Liam Fox: Dundee United's new 'top coach', big job, risky yet fascinating 'in-house' appointment
“A top man and brilliant coach”. The view of the new Dundee United boss Liam Fox by former Tannadice colleague Adam Asghar.
It is an opinion shared amongst many within Scottish football. The 38-year-old was rated highly by Craig Levein during his time coaching at Hearts, to the point he was loaned to Cowdenbeath for what turned out to be a difficult period as manager.
He was brought into Livingston to play a key role in David Martindale’s backroom staff before taking up a role on Tayside last season. Even former United boss Jack Ross had been keen to bring him to Easter Road when in charge at Hibs.
Now, having been handed a two-year deal with Stevie Crawford as his assistant, is the time to for Fox to prove himself as his own man. The head coach who is required to make the big, difficult decisions, to put himself in the firing line and take on that responsibility and pressure which comes with being the focus of fans’ grumbles and criticism while communicating strongly in the media.
United spoke of Fox being “the preferred candidate after a stringent selection process” involving interviews with chairman Mark Ogren, sporting director Tony Asghar and the rest of the board. Taking the temperature of fans, it is an appointment that was expected but also one which has underwhelmed, as is often the case when club's go ‘in-house’.

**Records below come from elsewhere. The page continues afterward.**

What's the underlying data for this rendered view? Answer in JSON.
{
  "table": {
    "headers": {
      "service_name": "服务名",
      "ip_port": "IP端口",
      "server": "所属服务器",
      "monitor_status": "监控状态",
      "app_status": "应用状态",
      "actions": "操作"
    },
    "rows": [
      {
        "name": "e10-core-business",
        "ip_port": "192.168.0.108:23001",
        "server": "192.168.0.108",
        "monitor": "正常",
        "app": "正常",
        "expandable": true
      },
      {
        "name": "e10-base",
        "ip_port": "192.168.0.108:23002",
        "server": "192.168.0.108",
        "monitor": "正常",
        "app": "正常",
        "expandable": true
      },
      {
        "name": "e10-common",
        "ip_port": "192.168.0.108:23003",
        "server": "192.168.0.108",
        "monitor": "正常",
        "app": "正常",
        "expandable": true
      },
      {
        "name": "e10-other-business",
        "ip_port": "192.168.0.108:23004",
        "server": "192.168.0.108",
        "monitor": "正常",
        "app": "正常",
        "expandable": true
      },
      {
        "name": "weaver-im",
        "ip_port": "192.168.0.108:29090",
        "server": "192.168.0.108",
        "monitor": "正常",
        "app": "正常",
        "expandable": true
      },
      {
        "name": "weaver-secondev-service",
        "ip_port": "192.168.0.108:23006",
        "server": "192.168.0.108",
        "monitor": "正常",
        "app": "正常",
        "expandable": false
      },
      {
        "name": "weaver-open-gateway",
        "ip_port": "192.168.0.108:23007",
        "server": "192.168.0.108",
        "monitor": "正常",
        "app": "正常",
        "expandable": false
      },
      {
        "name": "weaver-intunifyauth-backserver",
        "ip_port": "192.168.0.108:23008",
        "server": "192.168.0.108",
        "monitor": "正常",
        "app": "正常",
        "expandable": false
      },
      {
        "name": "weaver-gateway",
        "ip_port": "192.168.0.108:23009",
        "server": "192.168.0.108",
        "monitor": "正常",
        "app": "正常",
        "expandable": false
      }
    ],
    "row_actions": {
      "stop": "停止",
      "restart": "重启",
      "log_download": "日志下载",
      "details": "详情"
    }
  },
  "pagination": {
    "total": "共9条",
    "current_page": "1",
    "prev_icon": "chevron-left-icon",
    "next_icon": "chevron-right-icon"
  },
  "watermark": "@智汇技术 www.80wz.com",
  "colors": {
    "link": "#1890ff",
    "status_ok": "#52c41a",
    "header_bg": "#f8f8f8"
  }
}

He will be viewed as the ‘cheap option’, with United having to pay off Ross for his ill-fated short spell, while the club invested heavily in the transfer window despite the most recent accounts for the year ending June 2021 revealing the club’s wages-to-turnover ratio had risen to 132 per cent. Ogren has said there is a long-term plan to make the club self-sufficient.
Theee are always the suspicious views held by those on the outside looking in when a coach is promoted to managerial role. Yet United are not the only club to tread this path. In an ideal world that’s how club's should perhaps operate, a conveyor belt of coaching talent who understand the club.
It doesn’t take long to unearth positive examples. United fans only have to remember Tam Courts. Stevie Hammell has, in a short space of time, made Motherwell an attractive team to watch. Go back to 2014 and then reserve coach Robbie Neilson took over at Hearts following relegation.
Supporters will look to Fox’s ill-fated spell at Cowdenbeath and query the appointment. With the Blue Brazil tumbling down the leagues it was perhaps too early for him and, more than anything, that experience should stand him in good stead.
The Big Job
What is clear is Fox has a big job on his hands, starting with a home clash with St Johnstone a week on Saturday, both on the field and off of it. You only need to look at the Premiership table to work that out. They sit rock bottom.
Scratch below the surface and it actually makes for really grim reading. Two measly points. No team has scored fewer goals. United have the lowest xG figure of 4.5 from their seven games and second worst conversion rate (3.4 per cent). They have conceded eight goals more than any other team with Mark Birighitti and Carljohan Eriksson averaging 4.3 saves per match, more than any other team. As for winning the ball back in the final third, no one does it less.
When the club were signing Steven Fletcher, Dylan Levitt and Jamie McGrath, plus two Australian internationals, there were plenty of approving nods. Looking at Dundee United so far, however, and it is a squad made up of good – some very – players but not a good team.
There are or have been problems in each area of the pitch, starting from the inconsistency of goalkeeping, although Eriksson is proving himself to be worthy of the No 1 spot. The defence has issues in a back three and four. With the former, all of Charlie Mulgrew, Ryan Edwards and Ross Graham are best suited to the central position. None are at their most comfortable as RCB and LCB because it requires becoming a full-back, moving into wide areas to support the wing-back. However, a glaring lack of defensive midfielder means there is no one capable of protecting a back four.
The back four was the preference of Ross but the balance was never quite right. That can be seen in midfield. At his disposal, Fox has a number of very good options. Dylan Levitt, McGrath, Ian Harkes and Craig Sibbald all share similarities, whether in possession or out of it. There is no creative attacking midfielder, nor is there that midfield destroyer in the mould of Calum Butcher, who left United last month.
As for the final third. Fletcher is a brilliant focal point but Tony Watt hasn't found the form of last season and there is no one who offers pace and a threat in behind. Someone to stretch the opposition.
It is no surprise that in the short term, Fox has gone back to the tired and trusted back five which got success under Courts last season. Although not perfect, it is one arguably best suited to the squad and there have been improvements in both results and performances.
Fox’s task in the medium term is to evolve that. To cultivate a balanced line-up which is more progressive and entertaining than it was under Micky Mellon and Courts.
The new manager should have little issue getting buy-in from the playing squad having played that conduit role between players and management. Which prompts another intriguing element. How he handles that relationship when those big and difficult decisions emerge, whether it is with team selection or in the transfer window.
United handing such a big job to such an inexperienced manager with the club bottom of the league is a risk, which makes the appointment of such a well-regarded coach all the more fascinating.
Want to join the conversation? Please or to comment on this article.